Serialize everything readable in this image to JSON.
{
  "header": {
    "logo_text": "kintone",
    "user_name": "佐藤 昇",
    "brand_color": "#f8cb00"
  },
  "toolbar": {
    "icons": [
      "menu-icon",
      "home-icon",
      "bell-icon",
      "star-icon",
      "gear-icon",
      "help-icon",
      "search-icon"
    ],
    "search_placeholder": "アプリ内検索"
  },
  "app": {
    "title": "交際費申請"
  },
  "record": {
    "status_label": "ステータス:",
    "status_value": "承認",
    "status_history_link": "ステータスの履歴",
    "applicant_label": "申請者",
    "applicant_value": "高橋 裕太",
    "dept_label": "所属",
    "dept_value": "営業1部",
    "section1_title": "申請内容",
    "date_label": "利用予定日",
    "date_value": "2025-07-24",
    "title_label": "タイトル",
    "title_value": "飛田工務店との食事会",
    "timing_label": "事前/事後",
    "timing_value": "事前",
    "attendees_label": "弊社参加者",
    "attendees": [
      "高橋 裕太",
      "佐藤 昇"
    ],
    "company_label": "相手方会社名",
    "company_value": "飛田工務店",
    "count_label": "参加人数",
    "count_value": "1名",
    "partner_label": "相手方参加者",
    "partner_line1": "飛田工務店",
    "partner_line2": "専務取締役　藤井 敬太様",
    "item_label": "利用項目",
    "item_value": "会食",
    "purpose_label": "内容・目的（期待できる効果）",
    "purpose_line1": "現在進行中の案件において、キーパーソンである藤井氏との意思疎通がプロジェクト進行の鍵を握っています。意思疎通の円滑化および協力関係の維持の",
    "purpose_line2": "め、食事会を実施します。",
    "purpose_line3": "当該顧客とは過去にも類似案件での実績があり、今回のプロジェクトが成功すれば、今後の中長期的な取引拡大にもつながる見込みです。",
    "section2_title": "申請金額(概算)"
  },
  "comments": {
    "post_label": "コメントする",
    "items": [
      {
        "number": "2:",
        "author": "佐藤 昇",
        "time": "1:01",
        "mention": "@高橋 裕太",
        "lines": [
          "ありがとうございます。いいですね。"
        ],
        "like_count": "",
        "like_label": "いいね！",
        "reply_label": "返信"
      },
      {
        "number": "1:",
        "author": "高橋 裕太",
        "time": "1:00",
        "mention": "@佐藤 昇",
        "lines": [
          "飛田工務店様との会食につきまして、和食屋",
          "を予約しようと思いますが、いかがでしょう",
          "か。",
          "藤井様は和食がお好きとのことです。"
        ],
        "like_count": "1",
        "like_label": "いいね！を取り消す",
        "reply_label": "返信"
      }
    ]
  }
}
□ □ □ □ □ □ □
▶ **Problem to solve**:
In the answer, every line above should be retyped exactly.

▶ **Result of this task**:
Serialize everything readable in this image to JSON.
{
  "header": {
    "logo_text": "kintone",
    "user_name": "佐藤 昇",
    "brand_color": "#f8cb00"
  },
  "toolbar": {
    "icons": [
      "menu-icon",
      "home-icon",
      "bell-icon",
      "star-icon",
      "gear-icon",
      "help-icon",
      "search-icon"
    ],
    "search_placeholder": "アプリ内検索"
  },
  "app": {
    "title": "交際費申請"
  },
  "record": {
    "status_label": "ステータス:",
    "status_value": "承認",
    "status_history_link": "ステータスの履歴",
    "applicant_label": "申請者",
    "applicant_value": "高橋 裕太",
    "dept_label": "所属",
    "dept_value": "営業1部",
    "section1_title": "申請内容",
    "date_label": "利用予定日",
    "date_value": "2025-07-24",
    "title_label": "タイトル",
    "title_value": "飛田工務店との食事会",
    "timing_label": "事前/事後",
    "timing_value": "事前",
    "attendees_label": "弊社参加者",
    "attendees": [
      "高橋 裕太",
      "佐藤 昇"
    ],
    "company_label": "相手方会社名",
    "company_value": "飛田工務店",
    "count_label": "参加人数",
    "count_value": "1名",
    "partner_label": "相手方参加者",
    "partner_line1": "飛田工務店",
    "partner_line2": "専務取締役　藤井 敬太様",
    "item_label": "利用項目",
    "item_value": "会食",
    "purpose_label": "内容・目的（期待できる効果）",
    "purpose_line1": "現在進行中の案件において、キーパーソンである藤井氏との意思疎通がプロジェクト進行の鍵を握っています。意思疎通の円滑化および協力関係の維持の",
    "purpose_line2": "め、食事会を実施します。",
    "purpose_line3": "当該顧客とは過去にも類似案件での実績があり、今回のプロジェクトが成功すれば、今後の中長期的な取引拡大にもつながる見込みです。",
    "section2_title": "申請金額(概算)"
  },
  "comments": {
    "post_label": "コメントする",
    "items": [
      {
        "number": "2:",
        "author": "佐藤 昇",
        "time": "1:01",
        "mention": "@高橋 裕太",
        "lines": [
          "ありがとうございます。いいですね。"
        ],
        "like_count": "",
        "like_label": "いいね！",
        "reply_label": "返信"
      },
      {
        "number": "1:",
        "author": "高橋 裕太",
        "time": "1:00",
        "mention": "@佐藤 昇",
        "lines": [
          "飛田工務店様との会食につきまして、和食屋",
          "を予約しようと思いますが、いかがでしょう",
          "か。",
          "藤井様は和食がお好きとのことです。"
        ],
        "like_count": "1",
        "like_label": "いいね！を取り消す",
        "reply_label": "返信"
      }
    ]
  }
}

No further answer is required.